→ **What is expected**
Could you copy the records below exactly, leaving out any pictures?
++++ Data for processing
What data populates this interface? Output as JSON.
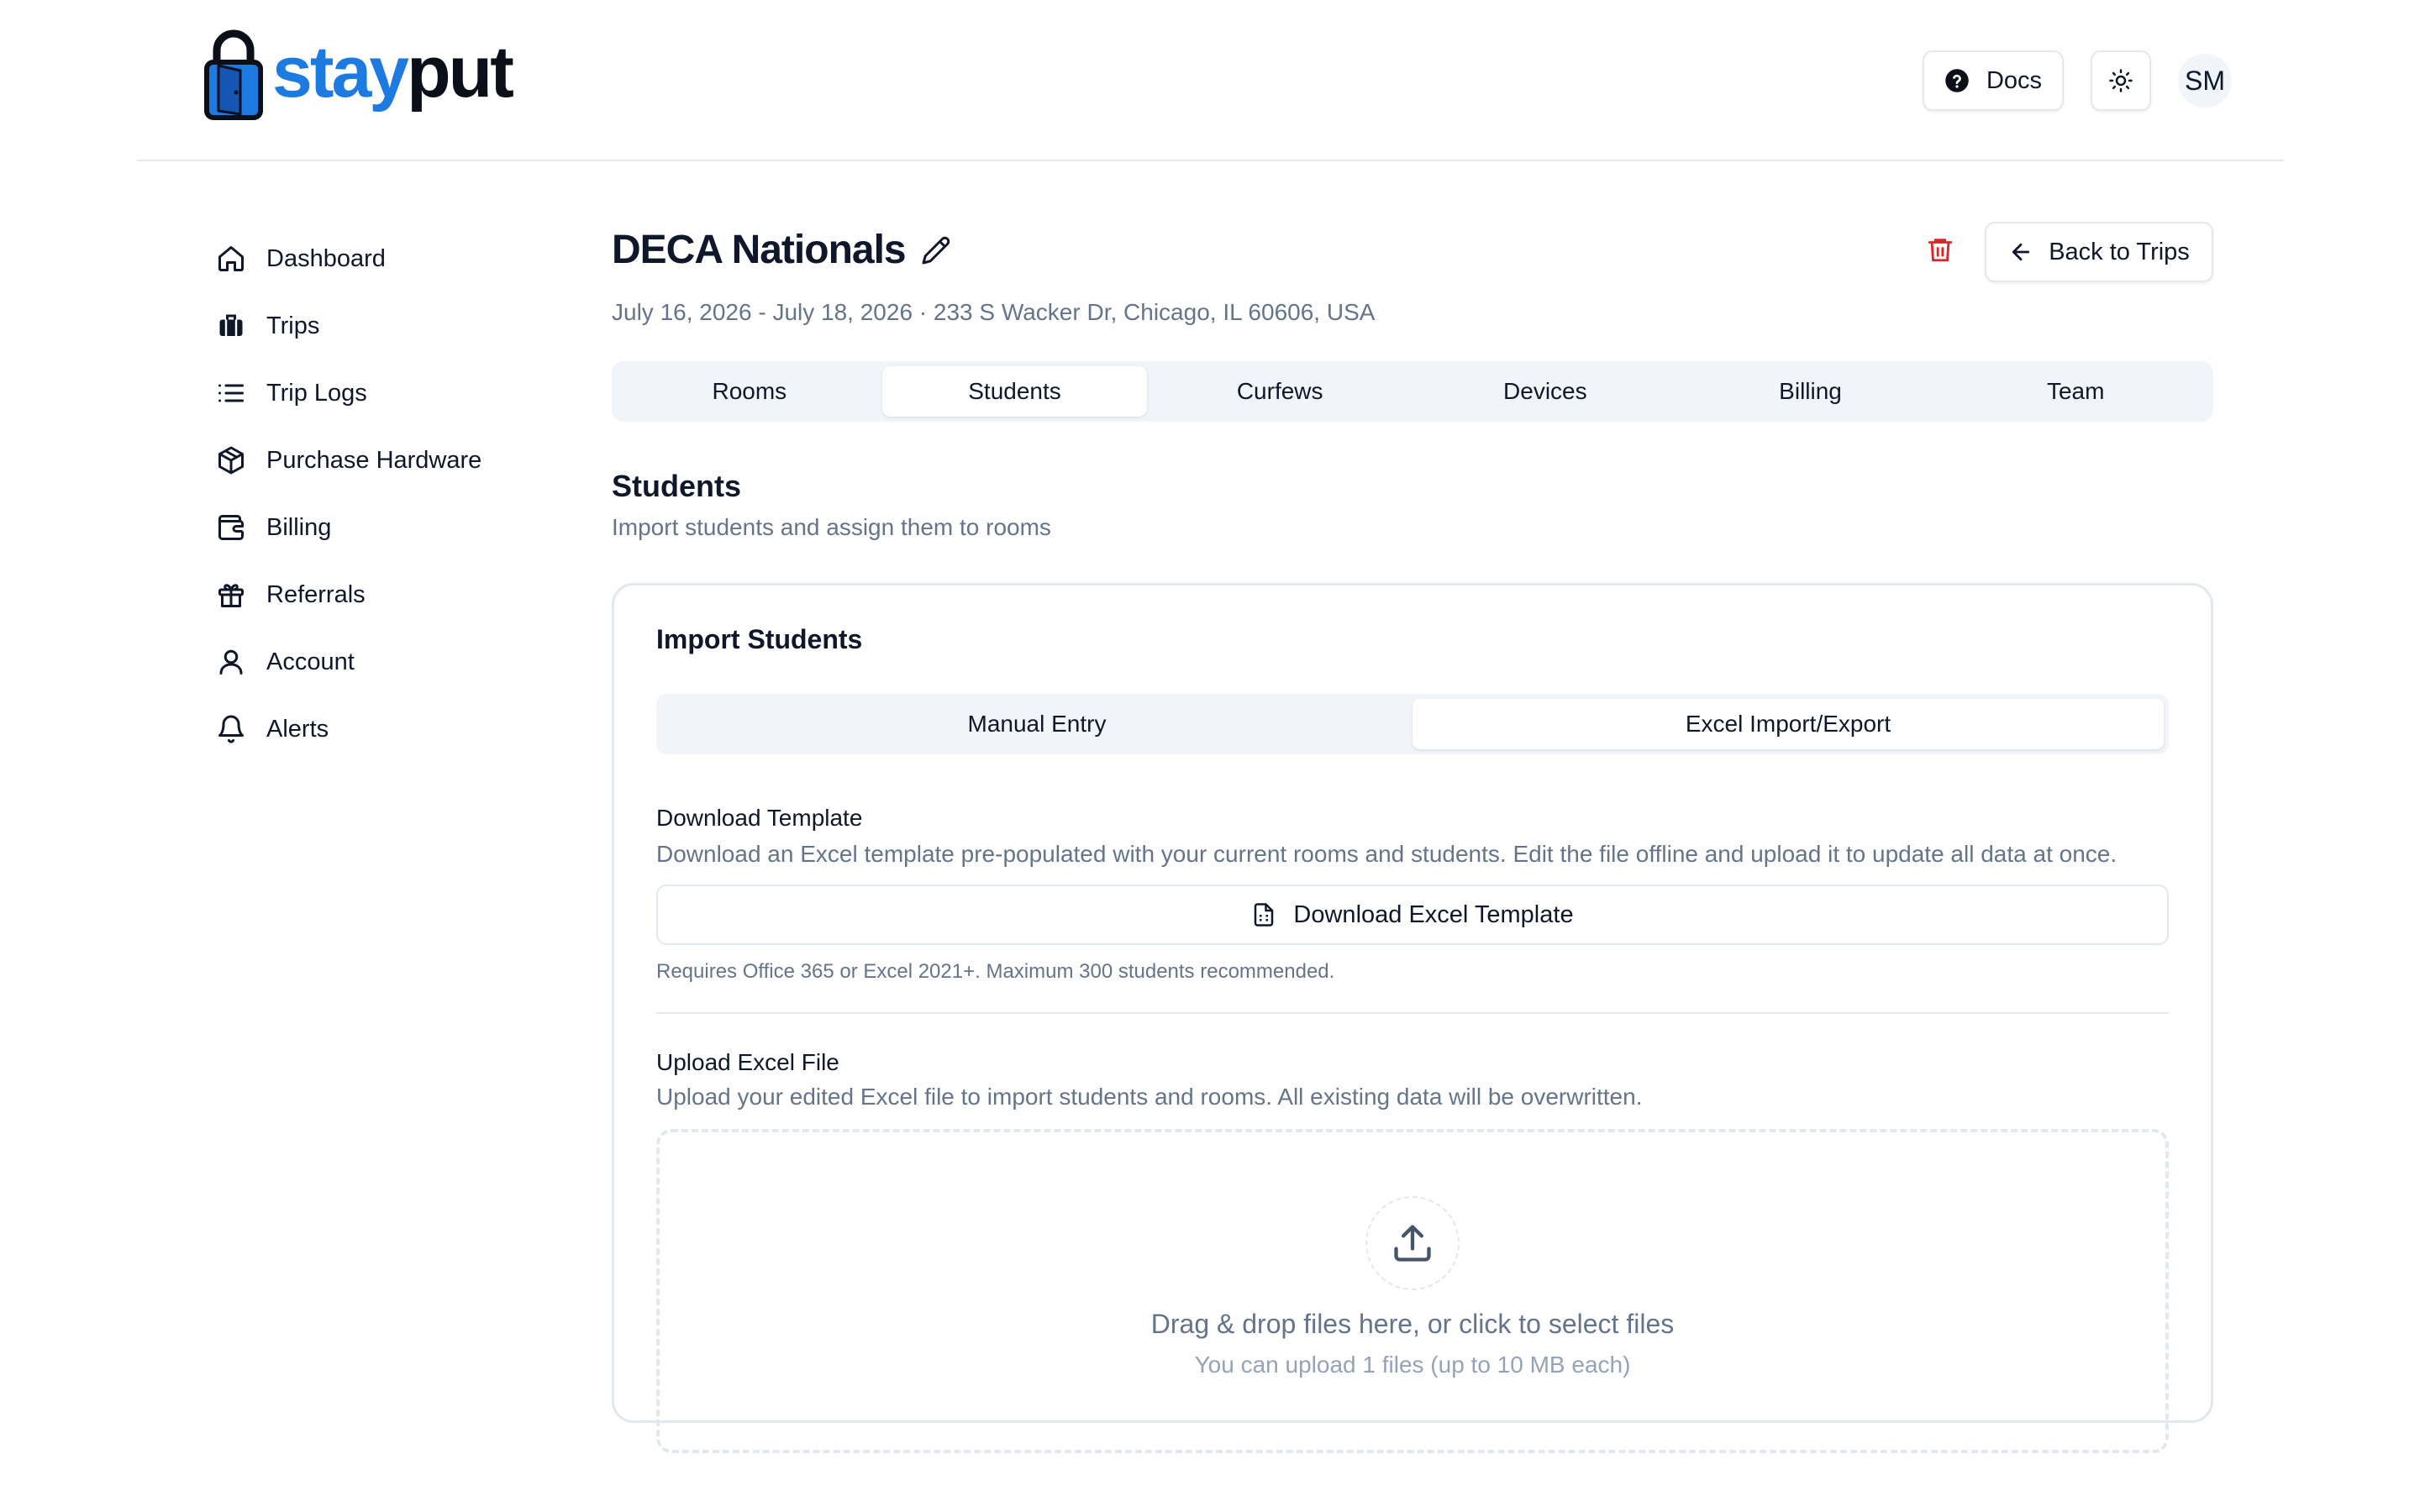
{
  "brand": {
    "part1": "stay",
    "part2": "put"
  },
  "header": {
    "docs_label": "Docs",
    "avatar_initials": "SM"
  },
  "sidebar": {
    "items": [
      {
        "label": "Dashboard",
        "icon": "home-icon"
      },
      {
        "label": "Trips",
        "icon": "luggage-icon"
      },
      {
        "label": "Trip Logs",
        "icon": "list-icon"
      },
      {
        "label": "Purchase Hardware",
        "icon": "package-icon"
      },
      {
        "label": "Billing",
        "icon": "wallet-icon"
      },
      {
        "label": "Referrals",
        "icon": "gift-icon"
      },
      {
        "label": "Account",
        "icon": "user-icon"
      },
      {
        "label": "Alerts",
        "icon": "bell-icon"
      }
    ]
  },
  "trip": {
    "title": "DECA Nationals",
    "subline": "July 16, 2026 - July 18, 2026 · 233 S Wacker Dr, Chicago, IL 60606, USA",
    "back_label": "Back to Trips"
  },
  "tabs": {
    "items": [
      "Rooms",
      "Students",
      "Curfews",
      "Devices",
      "Billing",
      "Team"
    ],
    "active": "Students"
  },
  "section": {
    "title": "Students",
    "description": "Import students and assign them to rooms"
  },
  "import_card": {
    "title": "Import Students",
    "subtabs": [
      "Manual Entry",
      "Excel Import/Export"
    ],
    "active_subtab": "Excel Import/Export",
    "download": {
      "title": "Download Template",
      "description": "Download an Excel template pre-populated with your current rooms and students. Edit the file offline and upload it to update all data at once.",
      "button_label": "Download Excel Template",
      "hint": "Requires Office 365 or Excel 2021+. Maximum 300 students recommended."
    },
    "upload": {
      "title": "Upload Excel File",
      "description": "Upload your edited Excel file to import students and rooms. All existing data will be overwritten.",
      "drop_main": "Drag & drop files here, or click to select files",
      "drop_sub": "You can upload 1 files (up to 10 MB each)"
    }
  },
  "colors": {
    "brand_blue": "#1d7ae0",
    "text": "#0f172a",
    "muted": "#64748b",
    "danger": "#dc2626",
    "tab_bg": "#f1f5f9"
  }
}
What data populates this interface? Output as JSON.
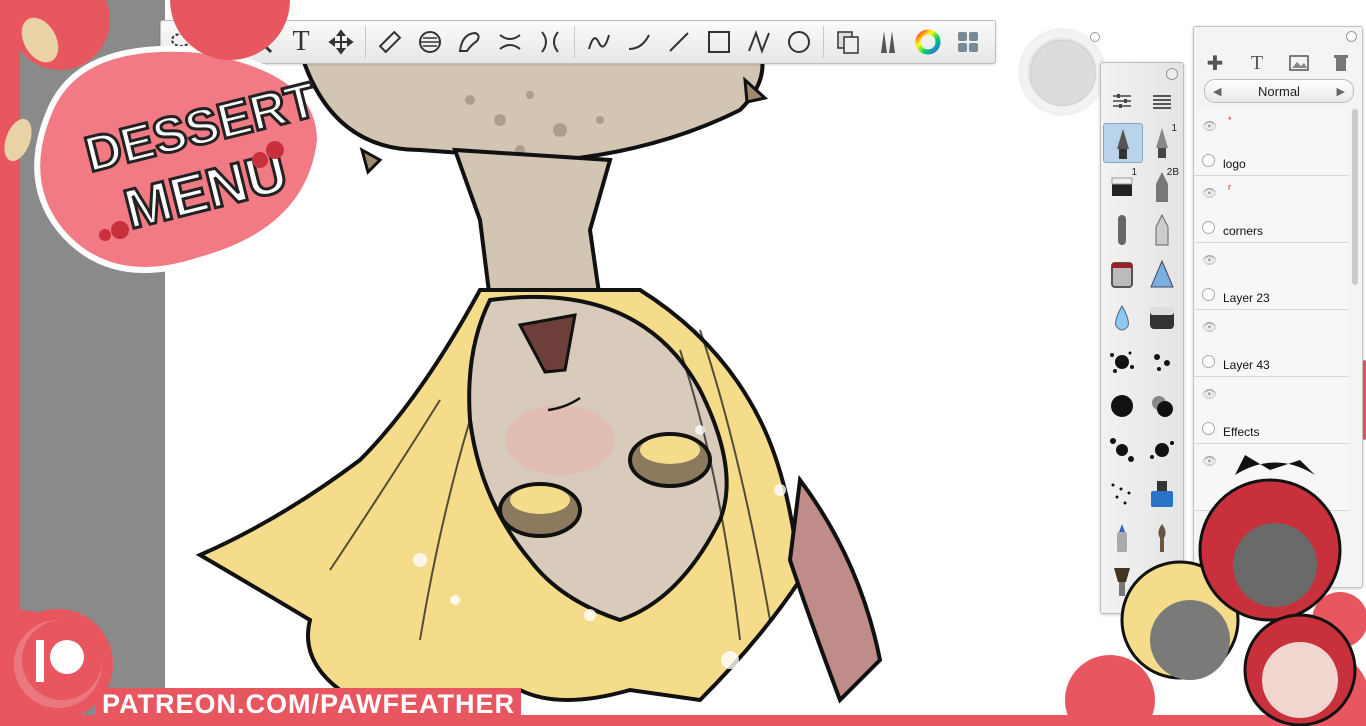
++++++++
→ **Answer to this task**
What data populates this interface? Output as JSON.
{
  "brand": {
    "part1": "stay",
    "part2": "put"
  },
  "header": {
    "docs_label": "Docs",
    "avatar_initials": "SM"
  },
  "sidebar": {
    "items": [
      {
        "label": "Dashboard",
        "icon": "home-icon"
      },
      {
        "label": "Trips",
        "icon": "luggage-icon"
      },
      {
        "label": "Trip Logs",
        "icon": "list-icon"
      },
      {
        "label": "Purchase Hardware",
        "icon": "package-icon"
      },
      {
        "label": "Billing",
        "icon": "wallet-icon"
      },
      {
        "label": "Referrals",
        "icon": "gift-icon"
      },
      {
        "label": "Account",
        "icon": "user-icon"
      },
      {
        "label": "Alerts",
        "icon": "bell-icon"
      }
    ]
  },
  "trip": {
    "title": "DECA Nationals",
    "subline": "July 16, 2026 - July 18, 2026 · 233 S Wacker Dr, Chicago, IL 60606, USA",
    "back_label": "Back to Trips"
  },
  "tabs": {
    "items": [
      "Rooms",
      "Students",
      "Curfews",
      "Devices",
      "Billing",
      "Team"
    ],
    "active": "Students"
  },
  "section": {
    "title": "Students",
    "description": "Import students and assign them to rooms"
  },
  "import_card": {
    "title": "Import Students",
    "subtabs": [
      "Manual Entry",
      "Excel Import/Export"
    ],
    "active_subtab": "Excel Import/Export",
    "download": {
      "title": "Download Template",
      "description": "Download an Excel template pre-populated with your current rooms and students. Edit the file offline and upload it to update all data at once.",
      "button_label": "Download Excel Template",
      "hint": "Requires Office 365 or Excel 2021+. Maximum 300 students recommended."
    },
    "upload": {
      "title": "Upload Excel File",
      "description": "Upload your edited Excel file to import students and rooms. All existing data will be overwritten.",
      "drop_main": "Drag & drop files here, or click to select files",
      "drop_sub": "You can upload 1 files (up to 10 MB each)"
    }
  },
  "colors": {
    "brand_blue": "#1d7ae0",
    "text": "#0f172a",
    "muted": "#64748b",
    "danger": "#dc2626",
    "tab_bg": "#f1f5f9"
  }
}
What data populates this interface? Output as JSON.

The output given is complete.